Data about app and page elements:
:::::
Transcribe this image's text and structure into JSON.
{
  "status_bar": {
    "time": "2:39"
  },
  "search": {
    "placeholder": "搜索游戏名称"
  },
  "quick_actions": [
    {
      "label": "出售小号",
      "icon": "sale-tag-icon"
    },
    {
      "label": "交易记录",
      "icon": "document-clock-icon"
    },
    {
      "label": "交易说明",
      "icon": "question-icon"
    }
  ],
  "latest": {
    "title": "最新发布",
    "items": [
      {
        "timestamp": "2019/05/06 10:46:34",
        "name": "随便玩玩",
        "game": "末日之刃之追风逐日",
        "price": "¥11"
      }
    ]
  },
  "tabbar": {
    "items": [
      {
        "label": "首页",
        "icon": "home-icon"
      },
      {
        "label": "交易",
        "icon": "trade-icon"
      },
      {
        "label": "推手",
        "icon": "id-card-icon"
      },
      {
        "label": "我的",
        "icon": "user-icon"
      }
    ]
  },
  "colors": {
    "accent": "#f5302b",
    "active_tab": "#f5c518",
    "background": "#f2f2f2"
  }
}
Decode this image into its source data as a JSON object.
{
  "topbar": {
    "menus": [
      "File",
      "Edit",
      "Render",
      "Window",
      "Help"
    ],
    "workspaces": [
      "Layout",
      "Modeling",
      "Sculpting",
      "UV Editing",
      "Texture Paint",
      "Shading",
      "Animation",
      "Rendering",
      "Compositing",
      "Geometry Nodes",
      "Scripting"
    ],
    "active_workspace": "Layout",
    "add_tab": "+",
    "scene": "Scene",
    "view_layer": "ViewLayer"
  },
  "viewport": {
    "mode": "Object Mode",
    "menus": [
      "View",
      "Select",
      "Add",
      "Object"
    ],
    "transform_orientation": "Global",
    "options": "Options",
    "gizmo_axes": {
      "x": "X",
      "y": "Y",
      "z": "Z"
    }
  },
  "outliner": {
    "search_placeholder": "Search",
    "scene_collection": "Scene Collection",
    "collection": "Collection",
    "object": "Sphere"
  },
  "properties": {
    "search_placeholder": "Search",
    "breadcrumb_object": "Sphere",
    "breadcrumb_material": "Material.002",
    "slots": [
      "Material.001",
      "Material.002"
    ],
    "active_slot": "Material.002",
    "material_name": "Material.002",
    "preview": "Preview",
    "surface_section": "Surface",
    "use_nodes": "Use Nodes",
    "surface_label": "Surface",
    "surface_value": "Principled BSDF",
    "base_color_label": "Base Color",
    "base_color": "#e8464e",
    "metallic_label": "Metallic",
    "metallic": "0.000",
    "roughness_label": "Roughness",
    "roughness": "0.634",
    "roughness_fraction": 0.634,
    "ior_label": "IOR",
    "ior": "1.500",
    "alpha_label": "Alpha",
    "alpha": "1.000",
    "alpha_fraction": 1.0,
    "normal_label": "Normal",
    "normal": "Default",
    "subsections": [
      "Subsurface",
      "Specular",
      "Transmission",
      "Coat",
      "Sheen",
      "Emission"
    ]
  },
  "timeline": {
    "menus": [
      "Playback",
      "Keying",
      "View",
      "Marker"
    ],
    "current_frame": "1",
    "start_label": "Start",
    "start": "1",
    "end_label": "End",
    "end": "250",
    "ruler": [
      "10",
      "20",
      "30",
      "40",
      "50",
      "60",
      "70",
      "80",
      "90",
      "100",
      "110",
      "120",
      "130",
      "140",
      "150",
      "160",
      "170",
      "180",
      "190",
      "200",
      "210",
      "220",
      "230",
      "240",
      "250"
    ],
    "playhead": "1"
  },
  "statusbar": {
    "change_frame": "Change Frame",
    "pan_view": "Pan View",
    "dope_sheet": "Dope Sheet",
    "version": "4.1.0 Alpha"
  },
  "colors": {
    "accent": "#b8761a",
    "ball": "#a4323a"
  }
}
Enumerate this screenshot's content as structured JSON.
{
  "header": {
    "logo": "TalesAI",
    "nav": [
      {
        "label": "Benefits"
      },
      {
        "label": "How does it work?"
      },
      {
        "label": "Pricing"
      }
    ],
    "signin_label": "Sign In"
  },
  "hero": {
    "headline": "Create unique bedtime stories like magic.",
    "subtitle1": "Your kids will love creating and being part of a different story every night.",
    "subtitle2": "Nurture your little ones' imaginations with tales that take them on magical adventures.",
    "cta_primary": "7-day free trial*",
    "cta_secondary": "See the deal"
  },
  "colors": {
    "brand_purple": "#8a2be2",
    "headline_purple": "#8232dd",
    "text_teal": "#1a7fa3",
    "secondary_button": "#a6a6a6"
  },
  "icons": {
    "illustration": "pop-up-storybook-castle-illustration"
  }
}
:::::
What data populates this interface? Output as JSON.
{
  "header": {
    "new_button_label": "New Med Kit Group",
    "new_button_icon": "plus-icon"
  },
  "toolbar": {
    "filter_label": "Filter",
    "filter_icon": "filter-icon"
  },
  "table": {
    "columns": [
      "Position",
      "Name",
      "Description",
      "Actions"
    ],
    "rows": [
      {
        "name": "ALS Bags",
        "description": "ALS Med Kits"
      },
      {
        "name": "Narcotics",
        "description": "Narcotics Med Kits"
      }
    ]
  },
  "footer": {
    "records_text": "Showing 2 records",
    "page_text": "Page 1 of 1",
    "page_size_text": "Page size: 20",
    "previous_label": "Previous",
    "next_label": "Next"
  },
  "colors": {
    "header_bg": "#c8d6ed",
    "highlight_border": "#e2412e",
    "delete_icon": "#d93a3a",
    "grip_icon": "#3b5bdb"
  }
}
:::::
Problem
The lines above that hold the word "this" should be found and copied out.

Task answer
Transcribe this image's text and structure into JSON.
Decode this image into its source data as a JSON object.
Enumerate this screenshot's content as structured JSON.
What data populates this interface? Output as JSON.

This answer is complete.